Belvin Perry, the now-retired judge who presided over Casey Anthony's 2011 murder trial, continued to speak out Wednesday about the high-profile case to Florida media. After telling a small Orlando blog that he thought Anthony may have unintentionally killed her 2-year-old daughter, Caylee, with chloroform, he clarified his remarks.

"To me, that was the most logical thing, looking at the totality of the entire situation," Perry told WFTV. "There was never any evidence of abuse of the daughter that was documented that was presented anywhere."

Anthony's mother reported Caylee missing in the summer of 2008 after not seeing the toddler for weeks, telling the 911 dispatcher that she found her daughter's abandoned car "and it smelled like there's been a dead body" in it — a statement she later retracted, according to ABC News.

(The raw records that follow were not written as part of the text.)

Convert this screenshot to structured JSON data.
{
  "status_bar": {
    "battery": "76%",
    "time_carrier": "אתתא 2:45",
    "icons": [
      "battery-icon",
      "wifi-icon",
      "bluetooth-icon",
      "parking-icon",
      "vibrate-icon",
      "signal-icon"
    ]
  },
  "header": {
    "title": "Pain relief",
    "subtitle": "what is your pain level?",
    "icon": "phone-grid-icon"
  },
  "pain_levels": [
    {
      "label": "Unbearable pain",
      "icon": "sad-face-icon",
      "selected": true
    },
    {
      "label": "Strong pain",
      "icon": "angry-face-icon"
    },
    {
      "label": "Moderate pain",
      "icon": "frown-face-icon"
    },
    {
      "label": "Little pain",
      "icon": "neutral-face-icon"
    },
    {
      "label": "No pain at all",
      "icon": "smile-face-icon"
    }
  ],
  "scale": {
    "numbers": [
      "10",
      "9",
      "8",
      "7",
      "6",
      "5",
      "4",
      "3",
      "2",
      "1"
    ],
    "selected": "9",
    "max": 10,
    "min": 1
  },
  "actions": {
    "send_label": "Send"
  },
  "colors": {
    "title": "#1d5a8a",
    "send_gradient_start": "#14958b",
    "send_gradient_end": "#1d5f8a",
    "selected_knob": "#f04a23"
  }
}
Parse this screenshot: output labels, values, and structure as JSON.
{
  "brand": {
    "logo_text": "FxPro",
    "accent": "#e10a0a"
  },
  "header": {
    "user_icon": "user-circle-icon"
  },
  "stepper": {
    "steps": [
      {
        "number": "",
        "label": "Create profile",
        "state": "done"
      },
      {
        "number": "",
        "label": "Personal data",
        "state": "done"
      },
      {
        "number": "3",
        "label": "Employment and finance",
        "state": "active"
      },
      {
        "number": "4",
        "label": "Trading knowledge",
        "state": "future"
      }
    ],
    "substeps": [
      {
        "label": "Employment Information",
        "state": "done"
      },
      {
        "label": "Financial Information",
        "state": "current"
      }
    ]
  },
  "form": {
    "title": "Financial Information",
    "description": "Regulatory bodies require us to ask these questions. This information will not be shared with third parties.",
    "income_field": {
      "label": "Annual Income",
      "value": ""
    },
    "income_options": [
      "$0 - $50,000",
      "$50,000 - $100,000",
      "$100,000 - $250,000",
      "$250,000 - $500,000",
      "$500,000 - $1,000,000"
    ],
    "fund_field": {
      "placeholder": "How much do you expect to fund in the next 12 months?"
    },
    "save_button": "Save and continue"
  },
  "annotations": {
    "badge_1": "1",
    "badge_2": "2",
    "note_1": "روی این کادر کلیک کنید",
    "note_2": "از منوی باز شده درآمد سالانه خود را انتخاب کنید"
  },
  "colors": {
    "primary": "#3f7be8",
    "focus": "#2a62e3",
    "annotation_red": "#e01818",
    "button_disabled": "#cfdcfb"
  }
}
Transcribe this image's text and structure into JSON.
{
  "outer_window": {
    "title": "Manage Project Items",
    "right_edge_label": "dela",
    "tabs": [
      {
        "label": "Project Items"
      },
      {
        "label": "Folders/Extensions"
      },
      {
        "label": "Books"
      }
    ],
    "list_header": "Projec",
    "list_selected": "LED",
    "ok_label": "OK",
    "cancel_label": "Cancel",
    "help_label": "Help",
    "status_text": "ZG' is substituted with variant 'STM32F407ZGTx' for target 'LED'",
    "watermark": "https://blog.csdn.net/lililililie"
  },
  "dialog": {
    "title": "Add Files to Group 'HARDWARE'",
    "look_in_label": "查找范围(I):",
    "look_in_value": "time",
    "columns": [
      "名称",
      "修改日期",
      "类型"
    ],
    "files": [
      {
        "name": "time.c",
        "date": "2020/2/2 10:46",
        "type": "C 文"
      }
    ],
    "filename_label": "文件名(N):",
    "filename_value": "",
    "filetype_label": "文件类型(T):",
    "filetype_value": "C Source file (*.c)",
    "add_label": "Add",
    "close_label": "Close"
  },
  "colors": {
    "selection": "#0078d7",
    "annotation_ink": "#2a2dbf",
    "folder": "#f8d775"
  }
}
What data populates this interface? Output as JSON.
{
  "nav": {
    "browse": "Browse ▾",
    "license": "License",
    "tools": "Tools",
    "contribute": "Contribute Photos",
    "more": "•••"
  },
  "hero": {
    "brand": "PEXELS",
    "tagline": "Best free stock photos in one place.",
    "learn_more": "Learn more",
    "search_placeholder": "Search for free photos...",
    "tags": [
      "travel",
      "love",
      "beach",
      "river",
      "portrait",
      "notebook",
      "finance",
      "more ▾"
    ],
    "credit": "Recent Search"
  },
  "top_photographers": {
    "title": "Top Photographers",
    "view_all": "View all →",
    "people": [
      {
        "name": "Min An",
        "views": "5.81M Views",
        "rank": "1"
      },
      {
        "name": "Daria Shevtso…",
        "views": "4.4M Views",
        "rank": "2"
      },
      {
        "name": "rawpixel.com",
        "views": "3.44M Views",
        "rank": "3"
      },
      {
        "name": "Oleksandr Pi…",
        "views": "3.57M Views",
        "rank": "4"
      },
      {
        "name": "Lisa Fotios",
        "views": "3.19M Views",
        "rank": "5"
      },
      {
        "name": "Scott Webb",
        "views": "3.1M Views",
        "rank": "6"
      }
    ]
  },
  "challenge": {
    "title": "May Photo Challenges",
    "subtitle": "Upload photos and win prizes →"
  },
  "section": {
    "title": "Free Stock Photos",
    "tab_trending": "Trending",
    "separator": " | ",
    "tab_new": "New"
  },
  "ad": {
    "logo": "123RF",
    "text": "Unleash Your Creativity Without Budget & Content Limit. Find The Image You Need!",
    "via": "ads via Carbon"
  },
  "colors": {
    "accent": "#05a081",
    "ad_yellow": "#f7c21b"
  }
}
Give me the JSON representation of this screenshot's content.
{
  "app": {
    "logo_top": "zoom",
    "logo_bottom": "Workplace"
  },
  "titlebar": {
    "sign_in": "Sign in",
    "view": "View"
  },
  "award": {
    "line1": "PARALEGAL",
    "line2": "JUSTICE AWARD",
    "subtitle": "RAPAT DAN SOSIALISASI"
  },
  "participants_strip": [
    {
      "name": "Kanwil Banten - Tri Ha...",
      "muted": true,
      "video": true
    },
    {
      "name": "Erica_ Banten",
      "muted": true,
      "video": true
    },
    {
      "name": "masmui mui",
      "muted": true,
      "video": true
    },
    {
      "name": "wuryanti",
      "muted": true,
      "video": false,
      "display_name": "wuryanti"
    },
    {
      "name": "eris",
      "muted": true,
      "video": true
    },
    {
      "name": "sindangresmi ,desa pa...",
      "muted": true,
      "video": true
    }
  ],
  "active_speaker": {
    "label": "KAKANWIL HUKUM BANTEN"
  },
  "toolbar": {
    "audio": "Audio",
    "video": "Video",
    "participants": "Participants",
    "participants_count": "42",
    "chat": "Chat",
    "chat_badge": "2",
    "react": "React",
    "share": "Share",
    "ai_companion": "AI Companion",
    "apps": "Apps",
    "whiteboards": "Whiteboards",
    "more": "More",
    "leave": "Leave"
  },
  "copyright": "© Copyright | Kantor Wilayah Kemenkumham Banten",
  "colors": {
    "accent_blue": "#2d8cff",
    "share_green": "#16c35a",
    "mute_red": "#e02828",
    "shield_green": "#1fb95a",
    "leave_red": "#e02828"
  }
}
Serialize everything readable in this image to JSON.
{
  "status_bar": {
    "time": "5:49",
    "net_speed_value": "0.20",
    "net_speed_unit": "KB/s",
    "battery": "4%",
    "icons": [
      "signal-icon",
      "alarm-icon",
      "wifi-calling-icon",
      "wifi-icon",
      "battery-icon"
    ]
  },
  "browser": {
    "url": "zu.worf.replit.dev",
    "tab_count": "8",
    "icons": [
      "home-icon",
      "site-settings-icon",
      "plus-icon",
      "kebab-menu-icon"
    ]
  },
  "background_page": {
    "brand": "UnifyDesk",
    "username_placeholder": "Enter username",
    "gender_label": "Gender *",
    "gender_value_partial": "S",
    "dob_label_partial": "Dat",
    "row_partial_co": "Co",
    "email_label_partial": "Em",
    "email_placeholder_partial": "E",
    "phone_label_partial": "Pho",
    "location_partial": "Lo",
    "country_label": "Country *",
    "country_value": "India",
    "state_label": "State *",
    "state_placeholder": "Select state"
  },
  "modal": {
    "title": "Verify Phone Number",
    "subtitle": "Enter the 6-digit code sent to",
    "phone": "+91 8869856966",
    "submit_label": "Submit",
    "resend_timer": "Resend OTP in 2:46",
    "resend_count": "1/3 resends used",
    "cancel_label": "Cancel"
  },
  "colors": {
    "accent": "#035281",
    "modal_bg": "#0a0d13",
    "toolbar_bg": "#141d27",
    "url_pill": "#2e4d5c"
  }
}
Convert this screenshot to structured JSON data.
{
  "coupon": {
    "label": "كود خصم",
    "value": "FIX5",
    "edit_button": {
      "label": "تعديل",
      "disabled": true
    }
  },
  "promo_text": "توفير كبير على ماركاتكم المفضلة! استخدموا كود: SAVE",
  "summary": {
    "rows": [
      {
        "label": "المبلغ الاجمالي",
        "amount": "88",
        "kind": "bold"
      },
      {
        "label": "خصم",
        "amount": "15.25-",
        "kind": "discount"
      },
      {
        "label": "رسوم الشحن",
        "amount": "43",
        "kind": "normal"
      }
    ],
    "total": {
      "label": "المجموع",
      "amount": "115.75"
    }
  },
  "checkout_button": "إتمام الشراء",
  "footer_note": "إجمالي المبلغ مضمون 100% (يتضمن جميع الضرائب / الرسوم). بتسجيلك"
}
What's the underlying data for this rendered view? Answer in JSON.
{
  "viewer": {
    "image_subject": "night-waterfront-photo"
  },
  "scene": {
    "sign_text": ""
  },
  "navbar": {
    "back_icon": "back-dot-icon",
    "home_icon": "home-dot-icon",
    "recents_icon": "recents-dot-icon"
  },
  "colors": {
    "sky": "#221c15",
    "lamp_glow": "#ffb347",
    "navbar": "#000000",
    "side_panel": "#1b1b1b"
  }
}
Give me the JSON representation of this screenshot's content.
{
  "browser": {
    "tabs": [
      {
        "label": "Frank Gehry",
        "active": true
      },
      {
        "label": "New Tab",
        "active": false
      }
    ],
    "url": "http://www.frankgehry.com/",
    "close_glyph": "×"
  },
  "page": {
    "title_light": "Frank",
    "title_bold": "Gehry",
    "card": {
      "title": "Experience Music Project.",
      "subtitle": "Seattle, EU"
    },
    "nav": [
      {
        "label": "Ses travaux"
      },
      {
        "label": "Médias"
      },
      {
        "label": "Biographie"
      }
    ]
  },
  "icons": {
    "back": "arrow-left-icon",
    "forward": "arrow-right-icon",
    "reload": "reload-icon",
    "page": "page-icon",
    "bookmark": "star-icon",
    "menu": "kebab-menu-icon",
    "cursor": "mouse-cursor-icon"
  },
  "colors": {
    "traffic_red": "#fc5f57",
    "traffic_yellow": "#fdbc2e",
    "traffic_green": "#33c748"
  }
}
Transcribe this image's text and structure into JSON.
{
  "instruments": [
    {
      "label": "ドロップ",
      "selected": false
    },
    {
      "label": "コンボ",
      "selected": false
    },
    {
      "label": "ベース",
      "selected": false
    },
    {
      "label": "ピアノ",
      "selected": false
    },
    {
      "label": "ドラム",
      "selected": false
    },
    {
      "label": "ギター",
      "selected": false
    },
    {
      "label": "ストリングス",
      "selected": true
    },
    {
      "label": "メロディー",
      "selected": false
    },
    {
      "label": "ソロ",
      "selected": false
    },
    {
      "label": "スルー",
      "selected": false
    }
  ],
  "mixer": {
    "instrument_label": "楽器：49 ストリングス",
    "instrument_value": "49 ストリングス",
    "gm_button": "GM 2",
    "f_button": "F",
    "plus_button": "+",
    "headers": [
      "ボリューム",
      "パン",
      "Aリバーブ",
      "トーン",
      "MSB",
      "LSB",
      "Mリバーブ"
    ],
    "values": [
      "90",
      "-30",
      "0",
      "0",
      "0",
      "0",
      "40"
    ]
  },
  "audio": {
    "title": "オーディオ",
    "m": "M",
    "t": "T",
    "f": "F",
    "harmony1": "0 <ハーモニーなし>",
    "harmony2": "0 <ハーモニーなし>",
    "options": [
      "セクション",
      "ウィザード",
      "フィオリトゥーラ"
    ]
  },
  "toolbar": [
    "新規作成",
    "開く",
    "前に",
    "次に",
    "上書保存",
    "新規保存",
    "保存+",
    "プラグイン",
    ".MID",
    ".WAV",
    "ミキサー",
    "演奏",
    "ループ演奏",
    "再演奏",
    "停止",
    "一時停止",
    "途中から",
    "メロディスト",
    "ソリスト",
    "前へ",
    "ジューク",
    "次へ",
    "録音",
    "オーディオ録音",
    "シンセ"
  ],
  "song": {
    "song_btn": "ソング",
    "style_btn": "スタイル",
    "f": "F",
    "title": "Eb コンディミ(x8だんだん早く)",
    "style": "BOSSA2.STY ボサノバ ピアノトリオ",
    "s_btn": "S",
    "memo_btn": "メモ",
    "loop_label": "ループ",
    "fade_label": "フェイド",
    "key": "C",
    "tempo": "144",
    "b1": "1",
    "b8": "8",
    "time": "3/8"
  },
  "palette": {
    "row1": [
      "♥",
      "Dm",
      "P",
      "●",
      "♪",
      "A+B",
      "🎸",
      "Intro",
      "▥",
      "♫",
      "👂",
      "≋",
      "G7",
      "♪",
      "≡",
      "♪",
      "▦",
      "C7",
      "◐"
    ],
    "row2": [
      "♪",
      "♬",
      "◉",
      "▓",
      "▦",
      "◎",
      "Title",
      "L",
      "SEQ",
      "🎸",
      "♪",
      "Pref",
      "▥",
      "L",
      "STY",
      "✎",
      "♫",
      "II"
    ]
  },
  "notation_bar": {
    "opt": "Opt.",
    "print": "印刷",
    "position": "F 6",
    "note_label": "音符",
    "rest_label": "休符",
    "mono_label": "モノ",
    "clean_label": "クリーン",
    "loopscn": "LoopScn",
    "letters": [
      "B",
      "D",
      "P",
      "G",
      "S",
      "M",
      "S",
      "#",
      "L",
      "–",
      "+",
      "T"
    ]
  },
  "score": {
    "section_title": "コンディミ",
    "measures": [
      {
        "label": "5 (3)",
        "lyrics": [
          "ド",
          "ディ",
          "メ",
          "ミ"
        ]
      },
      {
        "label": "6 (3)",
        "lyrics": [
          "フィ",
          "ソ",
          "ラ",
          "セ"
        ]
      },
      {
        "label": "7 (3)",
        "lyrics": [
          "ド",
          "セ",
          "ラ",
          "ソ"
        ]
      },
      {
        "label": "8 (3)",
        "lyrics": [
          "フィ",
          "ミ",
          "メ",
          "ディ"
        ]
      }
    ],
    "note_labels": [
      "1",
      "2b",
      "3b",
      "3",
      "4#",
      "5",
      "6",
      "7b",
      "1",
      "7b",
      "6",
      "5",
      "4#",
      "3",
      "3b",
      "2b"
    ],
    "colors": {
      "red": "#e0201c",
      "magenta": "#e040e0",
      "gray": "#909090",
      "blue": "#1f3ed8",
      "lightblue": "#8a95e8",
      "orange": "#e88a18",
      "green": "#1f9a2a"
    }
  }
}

Anthony was arrested and eventually named a suspect despite her insistence that a babysitter had taken the baby. Caylee's remains were found near the Anthonys' house that winter.

Anthony maintained her innocence throughout her 2011 trial, after which a jury decided she was not guilty of killing her daughter. She was convicted for lying to police and was released just after the proceedings ended.

Perry, who was the judge for the infamous trial but now works for Morgan & Morgan in central Florida, told the Orlando Sentinel there are several theories about Caylee's death in 2008. And indeed there are: According to psychiatrist Jeffery Danziger's deposition, Anthony told him she believed her father had sexually abused the toddler and drowned her as a cover-up. Prosecutors, meanwhile, argued Anthony suffocated her daughter with duct tape.

Perry told the Orlando Sentinel and other publications Wednesday he thought Anthony may have been trying to quiet Caylee with chloroform but accidentally gave her a fatal amount. But he emphasized that his statements were simply hypotheses.

"As I’ve expressed, the only person that really knows what happened was Casey," Perry added.